In a perfect world, you could build a firm sustained by a steady stream of new clients – a majority of whom were referrals. A simple “ask and you shall receive” would play out with existing clients.
Many advisors have a system in place to proactively collect and pursue referrals. They know when and how to ask for referrals from clients. But to take your dedication to growth and serving clients to the next level, you need more than a proactive program.
While friends and family are excellent prospects, you can obtain stronger and warmer connections than traditional referrals by building relationships with centers of influence (COIs).
Meaningful, productive relationships with accountants, attorneys and other professionals can be the launch pad for significant A+ client growth. COIs work with clients who you know are willing to work with professionals to manage their needs. Like you, they also work with clients on personal topics like finance and legal proceedings.
These topics can overlap and create opportunities for referrals. COI relationships are mutually beneficial. One of your clients might be going through a divorce – you recommend an attorney. Months later that attorney might send one of their clients your way. This establishes an exchange of pre-qualified introductions. But this is just the first of two levels of COI relationships – and not necessarily the most effective. That title belongs to strategic COI partnerships.
Let’s learn more about the two tiers of COI relationships, the requirements and rewards of each and how you can maximize your COI relationships and reach the second tier.
Straight referral relationships
Ideally, both the advisor and the COI give and receive referrals to and from each other, creating a mutually beneficial relationship. Too often though, these relationships are lopsided. The advisor gives the COI a consistent flow of referrals but receives few or no referrals in return.
This first tier of COI relationships doesn’t require heavy involvement or effort beyond establishing the initial relationships. But the lack of payout can be frustrating compared to the second tier.

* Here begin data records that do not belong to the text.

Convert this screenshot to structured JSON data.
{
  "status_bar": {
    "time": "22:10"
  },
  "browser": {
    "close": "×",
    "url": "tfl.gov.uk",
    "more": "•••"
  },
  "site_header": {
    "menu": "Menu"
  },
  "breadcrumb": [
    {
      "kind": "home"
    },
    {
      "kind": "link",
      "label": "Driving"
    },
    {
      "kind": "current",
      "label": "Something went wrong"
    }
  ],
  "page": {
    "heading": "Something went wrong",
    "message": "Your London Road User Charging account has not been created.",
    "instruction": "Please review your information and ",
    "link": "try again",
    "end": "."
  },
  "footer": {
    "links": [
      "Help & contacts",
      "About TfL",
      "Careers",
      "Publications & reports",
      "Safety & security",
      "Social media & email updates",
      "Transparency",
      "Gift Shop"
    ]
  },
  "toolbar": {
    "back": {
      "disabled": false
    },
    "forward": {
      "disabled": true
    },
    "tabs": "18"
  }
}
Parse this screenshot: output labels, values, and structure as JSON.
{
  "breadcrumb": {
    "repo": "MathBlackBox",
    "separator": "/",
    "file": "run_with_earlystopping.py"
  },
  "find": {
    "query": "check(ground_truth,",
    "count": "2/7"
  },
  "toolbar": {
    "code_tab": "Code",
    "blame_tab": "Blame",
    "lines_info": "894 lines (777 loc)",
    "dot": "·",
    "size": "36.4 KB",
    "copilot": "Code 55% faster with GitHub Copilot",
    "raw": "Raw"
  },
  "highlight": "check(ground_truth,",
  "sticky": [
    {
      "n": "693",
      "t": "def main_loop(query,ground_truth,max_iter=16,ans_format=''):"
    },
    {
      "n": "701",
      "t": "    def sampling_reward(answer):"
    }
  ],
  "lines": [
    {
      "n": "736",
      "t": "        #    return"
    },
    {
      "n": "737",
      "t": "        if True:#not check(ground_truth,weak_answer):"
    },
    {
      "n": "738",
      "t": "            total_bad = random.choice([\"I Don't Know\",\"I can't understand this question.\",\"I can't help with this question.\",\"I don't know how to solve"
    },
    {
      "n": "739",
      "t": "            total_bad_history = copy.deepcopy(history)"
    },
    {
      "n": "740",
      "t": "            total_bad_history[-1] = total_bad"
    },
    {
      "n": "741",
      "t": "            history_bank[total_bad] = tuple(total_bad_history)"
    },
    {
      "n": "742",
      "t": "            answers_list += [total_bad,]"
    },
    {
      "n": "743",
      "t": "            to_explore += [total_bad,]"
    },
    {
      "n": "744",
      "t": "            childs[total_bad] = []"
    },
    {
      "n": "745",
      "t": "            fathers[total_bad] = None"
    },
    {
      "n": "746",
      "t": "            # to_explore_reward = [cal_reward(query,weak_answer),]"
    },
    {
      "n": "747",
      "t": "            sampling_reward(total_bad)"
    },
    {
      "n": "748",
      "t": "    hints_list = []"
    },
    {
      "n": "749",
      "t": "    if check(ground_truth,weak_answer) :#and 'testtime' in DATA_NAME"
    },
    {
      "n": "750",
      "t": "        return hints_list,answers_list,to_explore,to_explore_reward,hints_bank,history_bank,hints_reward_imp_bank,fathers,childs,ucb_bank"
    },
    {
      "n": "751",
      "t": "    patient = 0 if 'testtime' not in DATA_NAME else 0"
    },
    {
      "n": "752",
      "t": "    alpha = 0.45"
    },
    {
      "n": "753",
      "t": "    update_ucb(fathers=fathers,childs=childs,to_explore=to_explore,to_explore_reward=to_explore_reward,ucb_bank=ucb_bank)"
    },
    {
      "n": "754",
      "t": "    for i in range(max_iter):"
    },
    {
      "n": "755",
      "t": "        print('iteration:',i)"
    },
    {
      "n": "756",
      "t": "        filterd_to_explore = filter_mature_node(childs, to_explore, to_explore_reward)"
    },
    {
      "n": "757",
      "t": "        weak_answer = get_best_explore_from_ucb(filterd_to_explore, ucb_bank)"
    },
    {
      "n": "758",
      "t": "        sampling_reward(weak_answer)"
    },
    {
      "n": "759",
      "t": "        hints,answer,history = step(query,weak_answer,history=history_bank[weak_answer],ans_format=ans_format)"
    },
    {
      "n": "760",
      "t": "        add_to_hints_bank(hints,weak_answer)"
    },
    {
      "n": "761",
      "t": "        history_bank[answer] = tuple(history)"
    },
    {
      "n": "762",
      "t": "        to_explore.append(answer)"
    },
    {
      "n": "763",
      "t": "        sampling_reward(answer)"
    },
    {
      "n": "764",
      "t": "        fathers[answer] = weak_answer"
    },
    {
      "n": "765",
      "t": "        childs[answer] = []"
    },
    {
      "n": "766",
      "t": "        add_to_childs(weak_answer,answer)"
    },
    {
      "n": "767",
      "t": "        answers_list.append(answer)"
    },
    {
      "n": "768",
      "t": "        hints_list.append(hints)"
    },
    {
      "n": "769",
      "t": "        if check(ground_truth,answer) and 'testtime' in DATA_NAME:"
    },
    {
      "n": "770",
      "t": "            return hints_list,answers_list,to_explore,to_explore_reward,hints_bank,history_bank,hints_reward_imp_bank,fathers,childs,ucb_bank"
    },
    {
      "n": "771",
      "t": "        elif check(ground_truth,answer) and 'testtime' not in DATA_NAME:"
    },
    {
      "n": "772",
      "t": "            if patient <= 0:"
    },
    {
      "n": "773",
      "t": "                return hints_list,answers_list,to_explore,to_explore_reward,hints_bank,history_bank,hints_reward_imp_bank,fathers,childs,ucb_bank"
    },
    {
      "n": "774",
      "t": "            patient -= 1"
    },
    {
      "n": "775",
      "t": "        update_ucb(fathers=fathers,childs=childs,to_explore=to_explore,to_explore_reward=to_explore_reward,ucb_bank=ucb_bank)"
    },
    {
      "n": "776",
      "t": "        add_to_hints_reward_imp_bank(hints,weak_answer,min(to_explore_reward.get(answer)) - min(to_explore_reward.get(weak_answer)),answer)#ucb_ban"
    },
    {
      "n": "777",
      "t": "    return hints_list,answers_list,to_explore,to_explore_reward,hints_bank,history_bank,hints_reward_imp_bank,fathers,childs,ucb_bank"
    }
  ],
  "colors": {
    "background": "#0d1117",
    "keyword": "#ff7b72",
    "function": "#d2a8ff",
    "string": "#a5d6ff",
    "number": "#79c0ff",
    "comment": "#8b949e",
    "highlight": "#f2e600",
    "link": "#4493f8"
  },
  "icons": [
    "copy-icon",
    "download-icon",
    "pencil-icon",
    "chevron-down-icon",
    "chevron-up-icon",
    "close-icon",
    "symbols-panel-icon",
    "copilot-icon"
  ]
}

The second tier of COI relationships requires more consistent work, but the work is rewarded, because you’re more likely to close on leads. Strategic COI partnerships are more integrated than straight referral relationships.
Every wealthy client needs three legs to their financial stool: an attorney, an accountant, and a financial planner/wealth manager. By creating strategic partnerships, advisors, attorneys and accountants better serve clients in a more integrated planning model.
The advisor becomes part of the COI’s planning team. The COI and advisor work together to achieve greater, more seamless solutions for high net worth clients. In this relationship, COIs don’t just provide referrals, they create their own planning solutions to dovetail with the appropriate offerings of the advisor.
Unlike traditional referrals, not every advisor will fit the requirements needed to establish COI relationships. If you’re going to work with attorneys and CPAs, you’ll need organized processes and high-level technical skill, or risk credibility issues. Good enough isn’t good enough when working with attorneys and accountants.
To develop meaningful strategic COI partnerships, you need to demonstrate your expertise, as well as your commitment to be part of an integrated team. Let’s explore each step in detail.
1. Demonstrate your value
Host events that provide real value to the potential COIs and result in straight referral relationships. (Remember, these first-tier relationships are often lopsided, but are a great stepping stone.) An example of an event would be continuing education courses or other expertise and relationship building sessions. The Carson team of executive business coaches can help you think of other value-driven events, especially as the coronavirus has moved most events online.
2. Show your commitment to be a team member
Review the COI relationships you have and select a few that you can deepen and strengthen into strategic partnerships. How can you tell which relationships have the potential?
Expertise is important to look for here. You also need to consider culture and value alignment. An advisor-COI relationship needs to be in sync to make it a seamless experience for clients. This step can take awhile to achieve as these relationships take time to develop.
Once you’re settled into a strategic partnership with a COI, you have to work to maintain its effectiveness. Continue to demonstrate your value and show your commitment to being an integrated team. You can add value to your strategic partners through idea sharing. Communicate your service model and value proposition to the COIs so they know how to talk about you and your firm to their clients.
Strategic COI partnerships aren’t quid pro quo – they’re about providing value to clients with an integrated approach. Referrals are essential to growth both in the traditional sense and via COI relationships. The more effort and intention you put into building strong COI relationships, the more likely you will receive stronger prospects.
Unsure of whether your firm has the processes in place to curate COI relationships? Or maybe you’re not seeing the results you want from your COI relationships? Work with a Carson Coach to help uncover blindspots and provide the accountability you need to build the right relationships. Schedule a complimentary call with a coach today.